Robert W. Service (1874-1958) was an Englishman who wandered widely and penned rollicking ballads of the Yukon gold rush days and poignant poems of the trenches of the First World War. He never claimed to be a poet. “I’m a rhymer,” he said, and yet his stories give evidence of a solid education and, at times, hints of his Christian faith
In May 1914 he described the beginning of each day as a clean page in the Book of Life. What we make of any given day will be seen on Judgment Day. The second stanza expresses the desire to re-write certain pages, and the third is a prayer for divine guidance so that his bearing reflects God’s image so that every day may be golden.
Another day of toil and strife,
Another page so white,
Within that fateful Log of Life

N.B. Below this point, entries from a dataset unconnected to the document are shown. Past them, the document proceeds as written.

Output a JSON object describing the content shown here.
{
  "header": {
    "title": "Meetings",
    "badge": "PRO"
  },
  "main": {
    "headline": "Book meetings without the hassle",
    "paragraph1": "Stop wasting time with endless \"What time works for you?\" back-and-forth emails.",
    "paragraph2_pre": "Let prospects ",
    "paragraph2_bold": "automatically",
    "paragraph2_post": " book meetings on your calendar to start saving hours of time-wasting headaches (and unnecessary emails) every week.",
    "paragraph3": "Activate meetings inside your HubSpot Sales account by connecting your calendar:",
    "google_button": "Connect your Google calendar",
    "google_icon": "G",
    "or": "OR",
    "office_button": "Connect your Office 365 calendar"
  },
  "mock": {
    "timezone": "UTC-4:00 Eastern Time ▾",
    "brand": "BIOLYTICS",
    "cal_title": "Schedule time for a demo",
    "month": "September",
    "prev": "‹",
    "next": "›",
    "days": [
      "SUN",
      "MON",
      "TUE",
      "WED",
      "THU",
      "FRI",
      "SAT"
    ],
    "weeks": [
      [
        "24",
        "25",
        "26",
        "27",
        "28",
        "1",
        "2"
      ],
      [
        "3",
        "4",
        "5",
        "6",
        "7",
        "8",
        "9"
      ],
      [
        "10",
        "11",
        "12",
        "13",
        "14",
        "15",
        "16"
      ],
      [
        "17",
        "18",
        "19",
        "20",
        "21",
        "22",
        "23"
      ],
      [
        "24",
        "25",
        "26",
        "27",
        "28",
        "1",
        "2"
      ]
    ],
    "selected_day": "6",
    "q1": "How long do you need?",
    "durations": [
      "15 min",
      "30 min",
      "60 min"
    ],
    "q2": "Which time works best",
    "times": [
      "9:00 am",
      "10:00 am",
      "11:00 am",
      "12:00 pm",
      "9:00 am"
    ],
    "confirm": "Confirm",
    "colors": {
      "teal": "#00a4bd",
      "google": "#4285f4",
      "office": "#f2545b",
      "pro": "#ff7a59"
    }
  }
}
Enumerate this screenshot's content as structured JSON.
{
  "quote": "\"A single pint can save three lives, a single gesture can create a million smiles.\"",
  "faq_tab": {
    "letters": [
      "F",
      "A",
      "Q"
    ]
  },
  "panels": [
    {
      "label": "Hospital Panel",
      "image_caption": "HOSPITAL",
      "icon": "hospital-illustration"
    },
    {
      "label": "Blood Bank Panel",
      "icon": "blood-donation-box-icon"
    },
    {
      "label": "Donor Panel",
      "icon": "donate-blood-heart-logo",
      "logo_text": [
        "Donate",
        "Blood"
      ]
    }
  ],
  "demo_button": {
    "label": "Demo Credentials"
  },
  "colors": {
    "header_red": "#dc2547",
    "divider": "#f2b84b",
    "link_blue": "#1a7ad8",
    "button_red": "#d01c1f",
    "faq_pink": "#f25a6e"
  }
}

That I and all must write;
Another page without a stain
To make of as I may,
That done, I shall not see again
Until the Judgment Day.
Ah, could I, could I backward turn
The pages of that Book,
How often would I blench and burn!
How often loathe to look!
What pages would be meanly scrolled;
What smeared as if with mud;
A few, maybe, might gleam like gold,
Some scarlet seem as blood.
O Record grave, God guide my hand
And make me worthy be,
Since what I write to-day shall stand
To all eternity;
Aye, teach me, Lord of Life, I pray,
As I salute the sun,
To bear myself that every day
May be a Golden One.
Collected Poems of Robert Service (New York: G.P. Putnam’s Sons, 1921) p. 454